Extra! Extra! Big business, unions and the Senate reach an accord on immigrant labor!!!
Yes, the Chamber, the unions and Uncle Sam have all agreed on a “fair and equitable” program for importing “low-skilled” workers into the United States, paying them a fair, even “prevailing” wage and offering them a path to citizenship. A few Senators must sign onto the deal but it seems a “fait accompli” if you believe the Associated Press story.
Come the week of April 8, we’ll know the full details of the enabling legislation. Among details already revealed are a 13-year pathway to citizenship for illegal immigrants already calling the U.S. home (about a third longer than the existing model for all other aspirants).
A new “W” visa program will bring 20,000 workers into our country in year one, escalating in increments to 75,000 by year four. The program is allegedly needed in a country with an unemployment rate hovering around 7.7%. It also allows for “W” visa recipients to work year-round (apparently by job-hopping) as opposed to the current seasonal and temporary restrictions. There will eventually be a cap of 200,000 “W” visa workers. The current cap for temporary visas for low-wage non-agricultural workers is 66,000. Employers can exceed the caps by showing a need and, according to the AP account, paying “premium” wages. ROTFLMAO! Speaking of wages, the legislation will peg those at either the same wage paid the average American worker in the industry or a prevailing wage level, whichever is HIGHER! Again, ROTFLMAO!!!
That whole “W” thing has got to thrill American construction industry workers. Most of them have spent weeks to months of each year sitting at home waiting for the phone to ring. The final bill will cap “W” construction jobs at 15,000. So only 15,000 construction workers will lose their jobs (not to mention jobs already lost to the hordes of undocumented workers already filling construction openings in the U.S.).
Other favored industries include landscapers, retail workers, housekeepers, restaurants, hotels, resorts and nursing homes. Nursing homes? Please pardon this insensitive moment, but if I’m an elderly CHF resident of some senior facility and my heart’s pounding like an a-fib jackhammer, I’m hoping there are certain language requirements so when I tell a housekeeping staff member that “my heart’s pounding like an a-fib jackhammer, please get me help”, said staffer will be fully aware of what I’ve just said.

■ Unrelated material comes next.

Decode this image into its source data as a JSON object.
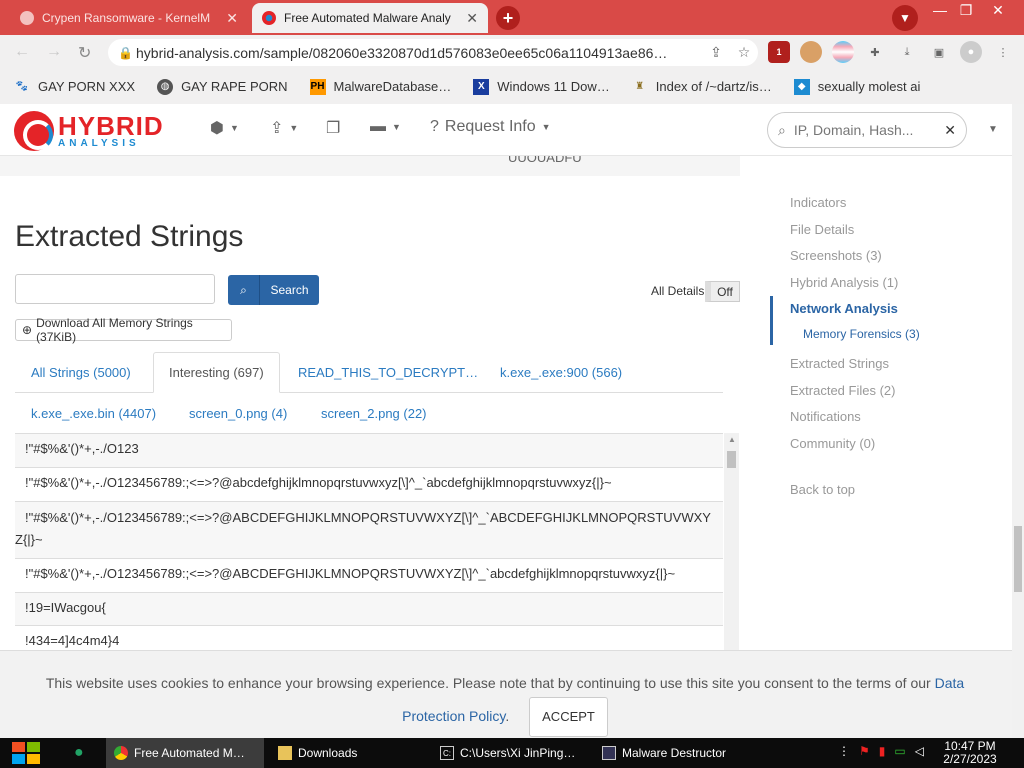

And for the more naïve of our numbers, most of the aforementioned industries are already packed to the rafters with undocumented workers. Let us continue. And why are agricultural workers not part of the mix? Easy answer: Mess with the farmer’s estimated 1 million undocumented workers who toil for little pay and no benefits, and you lose every election from here to the next millennium.
It is a fact (take it from an old farm boy) that it’s tough to get American workers to toil for next to nothing picking, transporting, harvesting, stoop labor and occasionally losing a hand in the bargain or, God forbid, a “walking down the corn” grain elevator demise. Besides, the happy social accident of American worker practicality and yes, sometimes indolence, profits many of our farm friends thousands upon thousands of dollars every season.
I’m not quite sure what to make of this story. The AP account suggests that the low-skilled worker program would “remove the biggest hurdle to completion of sweeping immigration legislation allowing 11 million illegal immigrants eventual U.S. citizenship.” The upcoming legislation does supposedly create a pathway to citizenship for those 11 million already in residence, but that would seem separate from the rest of the agreement.
Later in the same article, AP writes of workers who would be “brought in.” A CNN story uses the phrase “workers that would be allowed into the country each year.” If we’re talking only of workers from outside the U.S. being covered by this program, does that leave out the undocumented 11 million residents? I’m not clear on this point.
I am clear on what’s likely to happen with the pending legislation. Enforcement will be a joke. Especially for employers. Those who hire illegal workers are sent to jail about as often as a Haley’s comet appearance. They might be hauled before the courts and fined a few bucks, but most states give them 2 or 3 mulligans before even that becomes a factor.
And, remember sequestration? Non-defense discretionary programs are hugely impacted. The agency in charge of enforcing immigration policies is Immigration and Customs Enforcement (ICE). Their parent agency is Homeland Security. Both are losing money and most likely personnel. And you think they have enough investigators to check the status and wages of tens of thousands of new workers, not to mention the cheating massive cheating in hiring practices listed earlier in this submission?
There’s no incentive for companies to stop doing what they’re doing. The ‘business as usual’ practices of both agricultural and non-agricultural companies will continue unabated; hiring cheapo illegal labor and hiding that fact from the government. I doubt there’s one visitor reading this piece who can’t readily identify a company that clearly utilizes undocumented workers in your town or county. And that’s not changing anytime soon. As for the purported “path to citizenship” that may not take precedent over “permanent residency.” The latter can’t vote!
And we haven’t even talked about the right-wing House of Representatives take on this new development. Forcing their corporate pals to pay prevailing wage? Right!